It seemed the whole world watched in dismay as the U.S. president decided to withdraw from the Paris Accord, a global pact to fight climate change.
Whilst the widespread condemnation of the decision amongst many world leaders, industry experts and citizens is evidence in itself of a bad choice, we take a look at what this means.
What is the Paris Accord?
In 2016 a first-of-its-kind agreement was made between all nations that global temperatures would be kept from rising more than 2C. To contribute, each country would decide their own contribution to the overall goal of cutting greenhouse gas emissions and develop their own strategies to do so. For perspective, scientists believe a rise of 2C would be disastrous.
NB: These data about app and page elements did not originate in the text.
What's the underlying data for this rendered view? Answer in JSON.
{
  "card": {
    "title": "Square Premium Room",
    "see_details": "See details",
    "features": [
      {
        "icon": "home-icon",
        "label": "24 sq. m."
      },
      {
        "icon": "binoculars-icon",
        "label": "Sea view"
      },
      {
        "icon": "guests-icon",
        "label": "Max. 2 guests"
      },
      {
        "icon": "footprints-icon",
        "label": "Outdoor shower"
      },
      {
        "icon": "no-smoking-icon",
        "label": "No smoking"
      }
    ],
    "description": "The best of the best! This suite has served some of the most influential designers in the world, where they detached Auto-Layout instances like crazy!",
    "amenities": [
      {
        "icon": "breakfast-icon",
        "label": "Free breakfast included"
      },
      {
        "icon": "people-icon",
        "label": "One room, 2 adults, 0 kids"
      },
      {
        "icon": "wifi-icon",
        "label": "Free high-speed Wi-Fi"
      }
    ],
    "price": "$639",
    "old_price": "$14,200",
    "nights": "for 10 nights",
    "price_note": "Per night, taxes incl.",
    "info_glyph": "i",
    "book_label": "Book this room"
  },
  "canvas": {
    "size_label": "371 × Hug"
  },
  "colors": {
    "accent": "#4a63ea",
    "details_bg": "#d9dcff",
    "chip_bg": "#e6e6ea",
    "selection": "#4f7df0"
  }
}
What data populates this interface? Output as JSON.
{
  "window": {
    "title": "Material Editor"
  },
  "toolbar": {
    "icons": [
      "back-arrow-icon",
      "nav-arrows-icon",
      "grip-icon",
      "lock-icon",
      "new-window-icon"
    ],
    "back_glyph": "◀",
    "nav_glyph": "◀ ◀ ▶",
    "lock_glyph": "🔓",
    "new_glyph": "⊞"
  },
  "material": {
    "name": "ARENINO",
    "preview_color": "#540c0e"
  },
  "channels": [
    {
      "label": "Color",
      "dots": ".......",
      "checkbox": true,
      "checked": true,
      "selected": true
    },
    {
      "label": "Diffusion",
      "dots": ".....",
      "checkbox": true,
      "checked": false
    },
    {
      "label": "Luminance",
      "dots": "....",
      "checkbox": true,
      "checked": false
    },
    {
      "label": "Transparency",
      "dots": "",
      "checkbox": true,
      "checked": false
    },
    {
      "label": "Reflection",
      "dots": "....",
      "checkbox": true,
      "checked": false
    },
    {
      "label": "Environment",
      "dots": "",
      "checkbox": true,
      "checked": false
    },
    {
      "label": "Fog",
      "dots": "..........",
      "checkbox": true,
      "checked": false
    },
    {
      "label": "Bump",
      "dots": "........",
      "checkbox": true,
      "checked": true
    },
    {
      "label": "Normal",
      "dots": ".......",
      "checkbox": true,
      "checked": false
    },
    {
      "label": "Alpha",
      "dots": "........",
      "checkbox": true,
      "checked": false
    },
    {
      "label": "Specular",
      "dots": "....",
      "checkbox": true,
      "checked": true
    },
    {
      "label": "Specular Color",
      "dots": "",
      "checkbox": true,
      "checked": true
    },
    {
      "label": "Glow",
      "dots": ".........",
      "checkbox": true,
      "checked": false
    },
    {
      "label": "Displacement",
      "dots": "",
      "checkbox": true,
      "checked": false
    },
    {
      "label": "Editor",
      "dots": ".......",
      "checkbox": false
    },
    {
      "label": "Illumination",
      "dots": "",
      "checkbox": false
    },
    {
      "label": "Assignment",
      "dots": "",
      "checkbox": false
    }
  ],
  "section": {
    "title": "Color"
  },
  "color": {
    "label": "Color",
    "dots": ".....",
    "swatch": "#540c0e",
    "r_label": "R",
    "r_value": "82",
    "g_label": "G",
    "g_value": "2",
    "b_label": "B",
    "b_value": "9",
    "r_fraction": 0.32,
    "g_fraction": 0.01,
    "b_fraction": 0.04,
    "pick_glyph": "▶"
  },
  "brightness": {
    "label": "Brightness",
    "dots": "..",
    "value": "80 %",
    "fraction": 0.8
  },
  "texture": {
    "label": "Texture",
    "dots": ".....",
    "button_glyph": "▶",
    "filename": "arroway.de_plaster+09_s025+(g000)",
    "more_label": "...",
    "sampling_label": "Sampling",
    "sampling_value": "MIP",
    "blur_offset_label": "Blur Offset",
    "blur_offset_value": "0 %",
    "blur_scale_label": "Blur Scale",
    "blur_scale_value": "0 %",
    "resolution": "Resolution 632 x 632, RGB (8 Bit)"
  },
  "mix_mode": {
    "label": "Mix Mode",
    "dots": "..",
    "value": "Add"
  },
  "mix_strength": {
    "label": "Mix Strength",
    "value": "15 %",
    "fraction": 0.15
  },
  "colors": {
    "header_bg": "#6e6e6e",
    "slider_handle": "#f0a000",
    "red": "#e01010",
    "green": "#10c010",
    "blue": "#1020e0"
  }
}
What does the U.S. exit mean?
As the world’s biggest carbon polluter over time, this presents a large, dangerous, problem to other nations, making harder the overall pledge to reduce global emissions. Going against pleas from the EU, the U.S. appear content to wash their hands of global environmental responsibility, whilst those assumed initially opposed to the mission – India and China – have maintained their support. Without the U.S. they have a chance to spearhead the campaign, although this may prove difficult as China’s biggest efforts in the past have been joint with the U.S.
So what now?
A large portion of American cities, states and businesses have vowed to plough ahead and strive towards the commitment, openly opposing their President’s stance. A reported thirty states have shown their loyalty to the original mission.
Whilst it remains to be seen whether this solidarity will suffice in a battle of such importance, the international reaction combined with national uprising makes clear that responsibility of the environment is not only being accepted, but embraced.